After the murder, Raskolnikov collapses into a deep sleep. Upon awakening, he is terrified; he has slept for so long that he fears that he is going mad. He remembers the items that he had stolen and his failure to hide them or to lock the door of his flat — this was madness. As he hides the items, he begins to wonder if his punishment is already beginning and after a few stirrings and attempts to hide his loot in a hole in his room, he surrendered himself to mingled sleep and delirium.
Again he awakens to Nastasya's pounding. The porter is with her and he hands Raskolnikov a summons to report to the police. Nastasya does not want him to move since he has had a fever since the day before. As he dresses, he is repulsed by the thought of wearing the bloody socks, but since he has no others, he is forced to do so. On the way to the police station, he thinks that he might just confess it all and be done with it: "I shall go in, fall on my knees, and tell the whole story."

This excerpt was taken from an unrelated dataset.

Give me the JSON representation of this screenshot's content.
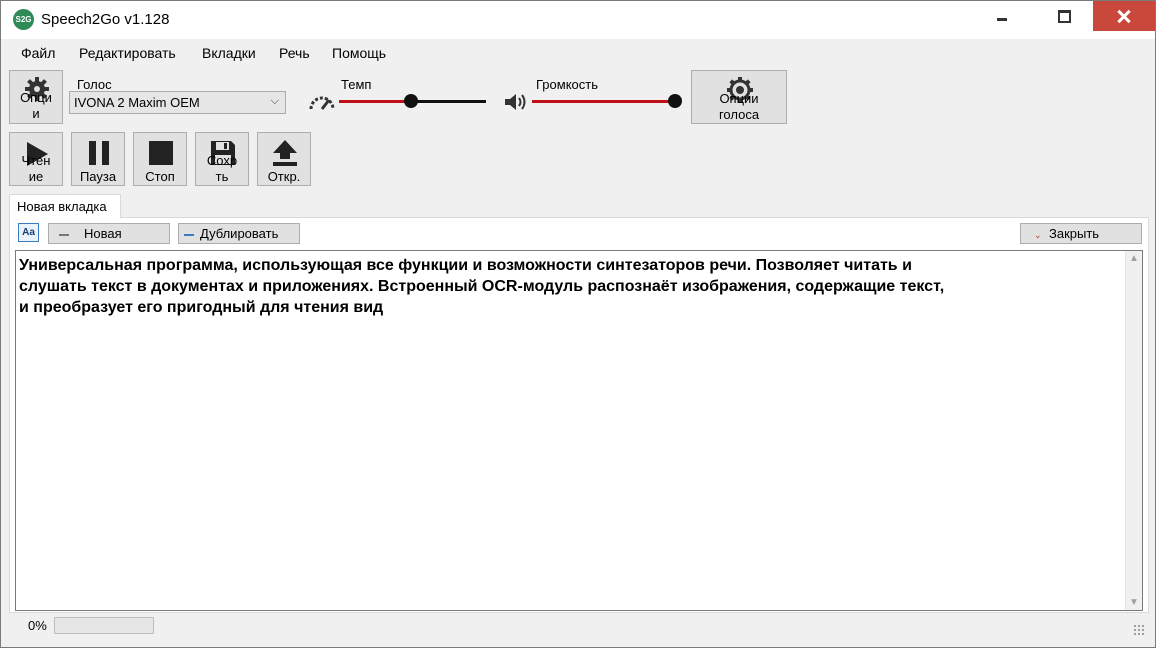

When he reaches the police station, he is almost overwhelmed by the "sickening smell of fresh paint. . .from the newly decorated rooms." The small crowded rooms, the lack of fresh air, the confusion as to why he is there, and the intolerable waiting make him feverish. Finally, he discovers that his landlady is suing him for back rent. As Raskolnikov is told of his offense, he goes into a rather lengthy explanation of his relationship to his landlady and of his previous engagement to his landlady's daughter. The police instruct him to sign an I.O.U. and release him. As he signs the paper, he overhears the police discussing the murder of Alyona Ivanovna and Lizaveta, and he faints. When he recovers, he hurries home thinking that the police suspect him of the murder.
In a novel with six parts and an epilogue, one can easily argue that the first part is a prologue because only that part is devoted to the crime and the remaining parts are devoted to the punishment that begins immediately with his hatred of the blood on his clothes and especially on his socks, and the loss of his ability to retain complete control over all of his faculties.
Crime therefore is a demanding, troublesome matter that becomes a colossal nuisance. And crime is accompanied by various types of illnesses — with Raskolnikov, it is expressed in his temperature, his inability to function normally, and his dread of the very blood that he has just shed. When it is necessary to put on the bloody socks, his repulsion indicates his dread of or living with his murder. This scene contrasts well with the later scene when he is splattered with blood from the death of Marmeladov. In this later scene, he had no qualms about touching blood per se.
When he receives the police summons, his mind is in such a state of agitation that he forgets that Nastasya had told him earlier that his landlady was going to have him summoned.
As he approaches the police station, he thinks of confessing for the third time. At the police station, he needs to confess something; therefore, he tells of the most intimate event in his past life, that is, the engagement to his landlady's daughter. He even confesses that she was not attractive. This is the fourth time he considers confession, and his engagement to the landlady's daughter shows his empathy with suffering humanity. Shortly after this his fifth thought of confession follows when he thinks that he should confess everything: "to get up at once, to go up to Nikodim Fomitch, and tell him everything." The tenseness and fear of being summoned to the police station for the murder prompt these thoughts of confession.
At the end of the chapter, Raskolnikov's fainting spell is a result of the tension caused by the summons; the oppressive smell of the new paint, which reminds him of the murder scene; the crowded conditions with its lack of fresh air; and finally the discussion of the murder of Alyona Ivanovna. This fainting spell will later become a cause of suspicion and will be used by Porfiry.